- Data -
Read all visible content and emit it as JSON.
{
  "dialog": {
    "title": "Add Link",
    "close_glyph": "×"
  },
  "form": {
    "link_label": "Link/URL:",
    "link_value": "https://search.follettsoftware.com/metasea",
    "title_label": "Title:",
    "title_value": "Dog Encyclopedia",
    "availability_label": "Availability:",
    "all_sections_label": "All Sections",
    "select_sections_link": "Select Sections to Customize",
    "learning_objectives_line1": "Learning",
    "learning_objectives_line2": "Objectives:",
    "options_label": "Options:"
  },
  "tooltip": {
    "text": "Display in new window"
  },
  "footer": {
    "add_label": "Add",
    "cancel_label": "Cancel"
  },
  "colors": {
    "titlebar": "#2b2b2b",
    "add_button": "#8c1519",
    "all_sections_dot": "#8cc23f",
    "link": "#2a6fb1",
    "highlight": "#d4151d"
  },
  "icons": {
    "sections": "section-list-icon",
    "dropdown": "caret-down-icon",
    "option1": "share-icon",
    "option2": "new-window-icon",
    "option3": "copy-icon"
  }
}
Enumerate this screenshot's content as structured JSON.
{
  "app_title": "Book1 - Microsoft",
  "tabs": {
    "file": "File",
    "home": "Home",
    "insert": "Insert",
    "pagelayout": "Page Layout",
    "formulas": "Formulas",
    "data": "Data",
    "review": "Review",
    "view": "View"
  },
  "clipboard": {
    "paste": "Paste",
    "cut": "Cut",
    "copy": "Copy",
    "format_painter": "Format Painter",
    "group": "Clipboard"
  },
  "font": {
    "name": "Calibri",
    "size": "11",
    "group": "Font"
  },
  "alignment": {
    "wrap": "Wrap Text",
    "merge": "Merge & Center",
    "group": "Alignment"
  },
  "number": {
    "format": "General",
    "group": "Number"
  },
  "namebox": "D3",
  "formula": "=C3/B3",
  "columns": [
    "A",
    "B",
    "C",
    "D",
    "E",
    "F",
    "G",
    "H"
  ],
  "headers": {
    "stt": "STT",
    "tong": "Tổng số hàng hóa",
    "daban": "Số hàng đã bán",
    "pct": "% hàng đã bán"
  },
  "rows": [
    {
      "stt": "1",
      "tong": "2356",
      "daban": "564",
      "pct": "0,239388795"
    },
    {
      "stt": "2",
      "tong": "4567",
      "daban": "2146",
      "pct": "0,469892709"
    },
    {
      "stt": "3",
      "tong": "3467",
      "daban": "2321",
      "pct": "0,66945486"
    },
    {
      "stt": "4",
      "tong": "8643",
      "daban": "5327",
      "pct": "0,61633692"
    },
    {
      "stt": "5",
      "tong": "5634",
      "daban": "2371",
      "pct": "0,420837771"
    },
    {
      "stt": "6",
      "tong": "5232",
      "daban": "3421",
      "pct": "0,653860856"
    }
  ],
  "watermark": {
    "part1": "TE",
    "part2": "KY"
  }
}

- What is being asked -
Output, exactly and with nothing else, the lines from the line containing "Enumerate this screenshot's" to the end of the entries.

- Worked solution -
Enumerate this screenshot's content as structured JSON.
{
  "app_title": "Book1 - Microsoft",
  "tabs": {
    "file": "File",
    "home": "Home",
    "insert": "Insert",
    "pagelayout": "Page Layout",
    "formulas": "Formulas",
    "data": "Data",
    "review": "Review",
    "view": "View"
  },
  "clipboard": {
    "paste": "Paste",
    "cut": "Cut",
    "copy": "Copy",
    "format_painter": "Format Painter",
    "group": "Clipboard"
  },
  "font": {
    "name": "Calibri",
    "size": "11",
    "group": "Font"
  },
  "alignment": {
    "wrap": "Wrap Text",
    "merge": "Merge & Center",
    "group": "Alignment"
  },
  "number": {
    "format": "General",
    "group": "Number"
  },
  "namebox": "D3",
  "formula": "=C3/B3",
  "columns": [
    "A",
    "B",
    "C",
    "D",
    "E",
    "F",
    "G",
    "H"
  ],
  "headers": {
    "stt": "STT",
    "tong": "Tổng số hàng hóa",
    "daban": "Số hàng đã bán",
    "pct": "% hàng đã bán"
  },
  "rows": [
    {
      "stt": "1",
      "tong": "2356",
      "daban": "564",
      "pct": "0,239388795"
    },
    {
      "stt": "2",
      "tong": "4567",
      "daban": "2146",
      "pct": "0,469892709"
    },
    {
      "stt": "3",
      "tong": "3467",
      "daban": "2321",
      "pct": "0,66945486"
    },
    {
      "stt": "4",
      "tong": "8643",
      "daban": "5327",
      "pct": "0,61633692"
    },
    {
      "stt": "5",
      "tong": "5634",
      "daban": "2371",
      "pct": "0,420837771"
    },
    {
      "stt": "6",
      "tong": "5232",
      "daban": "3421",
      "pct": "0,653860856"
    }
  ],
  "watermark": {
    "part1": "TE",
    "part2": "KY"
  }
}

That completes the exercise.